## [What you need to do]
Your task is to return all of the entries below exactly, leaving out each picture.

** Opening Material for this exercise block **

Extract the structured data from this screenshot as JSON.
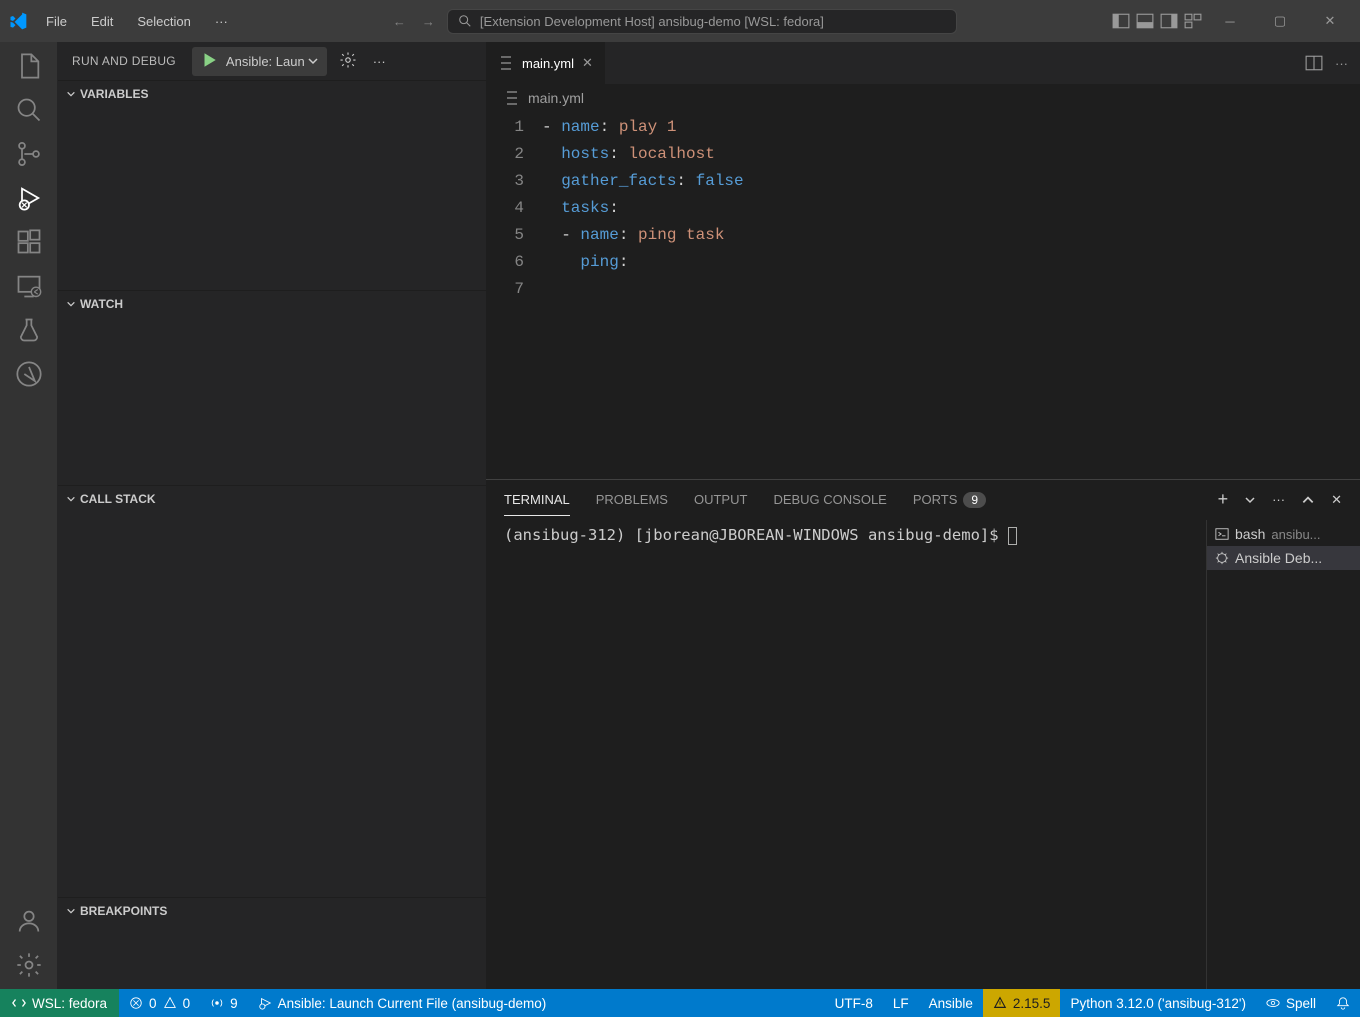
{
  "menu": {
    "file": "File",
    "edit": "Edit",
    "selection": "Selection",
    "more": "···"
  },
  "titlebar_search": "[Extension Development Host] ansibug-demo [WSL: fedora]",
  "sidebar": {
    "title": "RUN AND DEBUG",
    "config_name": "Ansible: Laun",
    "sections": {
      "variables": "VARIABLES",
      "watch": "WATCH",
      "callstack": "CALL STACK",
      "breakpoints": "BREAKPOINTS"
    }
  },
  "editor": {
    "tab_name": "main.yml",
    "breadcrumb": "main.yml",
    "line_numbers": [
      "1",
      "2",
      "3",
      "4",
      "5",
      "6",
      "7"
    ],
    "code": {
      "l1_key": "name",
      "l1_val": "play 1",
      "l2_key": "hosts",
      "l2_val": "localhost",
      "l3_key": "gather_facts",
      "l3_val": "false",
      "l4_key": "tasks",
      "l5_key": "name",
      "l5_val": "ping task",
      "l6_key": "ping"
    }
  },
  "panel": {
    "tabs": {
      "terminal": "TERMINAL",
      "problems": "PROBLEMS",
      "output": "OUTPUT",
      "debug": "DEBUG CONSOLE",
      "ports": "PORTS"
    },
    "ports_badge": "9",
    "terminal_prompt": "(ansibug-312) [jborean@JBOREAN-WINDOWS ansibug-demo]$ ",
    "terminals": [
      {
        "name": "bash",
        "sub": "ansibu..."
      },
      {
        "name": "Ansible Deb..."
      }
    ]
  },
  "statusbar": {
    "remote": "WSL: fedora",
    "errors": "0",
    "warnings": "0",
    "ports": "9",
    "debug_target": "Ansible: Launch Current File (ansibug-demo)",
    "encoding": "UTF-8",
    "eol": "LF",
    "language": "Ansible",
    "ansible_version": "2.15.5",
    "python": "Python 3.12.0 ('ansibug-312')",
    "spell": "Spell"
  }
}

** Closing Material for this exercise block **

## [Result of this exercise]
Extract the structured data from this screenshot as JSON.
{
  "menu": {
    "file": "File",
    "edit": "Edit",
    "selection": "Selection",
    "more": "···"
  },
  "titlebar_search": "[Extension Development Host] ansibug-demo [WSL: fedora]",
  "sidebar": {
    "title": "RUN AND DEBUG",
    "config_name": "Ansible: Laun",
    "sections": {
      "variables": "VARIABLES",
      "watch": "WATCH",
      "callstack": "CALL STACK",
      "breakpoints": "BREAKPOINTS"
    }
  },
  "editor": {
    "tab_name": "main.yml",
    "breadcrumb": "main.yml",
    "line_numbers": [
      "1",
      "2",
      "3",
      "4",
      "5",
      "6",
      "7"
    ],
    "code": {
      "l1_key": "name",
      "l1_val": "play 1",
      "l2_key": "hosts",
      "l2_val": "localhost",
      "l3_key": "gather_facts",
      "l3_val": "false",
      "l4_key": "tasks",
      "l5_key": "name",
      "l5_val": "ping task",
      "l6_key": "ping"
    }
  },
  "panel": {
    "tabs": {
      "terminal": "TERMINAL",
      "problems": "PROBLEMS",
      "output": "OUTPUT",
      "debug": "DEBUG CONSOLE",
      "ports": "PORTS"
    },
    "ports_badge": "9",
    "terminal_prompt": "(ansibug-312) [jborean@JBOREAN-WINDOWS ansibug-demo]$ ",
    "terminals": [
      {
        "name": "bash",
        "sub": "ansibu..."
      },
      {
        "name": "Ansible Deb..."
      }
    ]
  },
  "statusbar": {
    "remote": "WSL: fedora",
    "errors": "0",
    "warnings": "0",
    "ports": "9",
    "debug_target": "Ansible: Launch Current File (ansibug-demo)",
    "encoding": "UTF-8",
    "eol": "LF",
    "language": "Ansible",
    "ansible_version": "2.15.5",
    "python": "Python 3.12.0 ('ansibug-312')",
    "spell": "Spell"
  }
}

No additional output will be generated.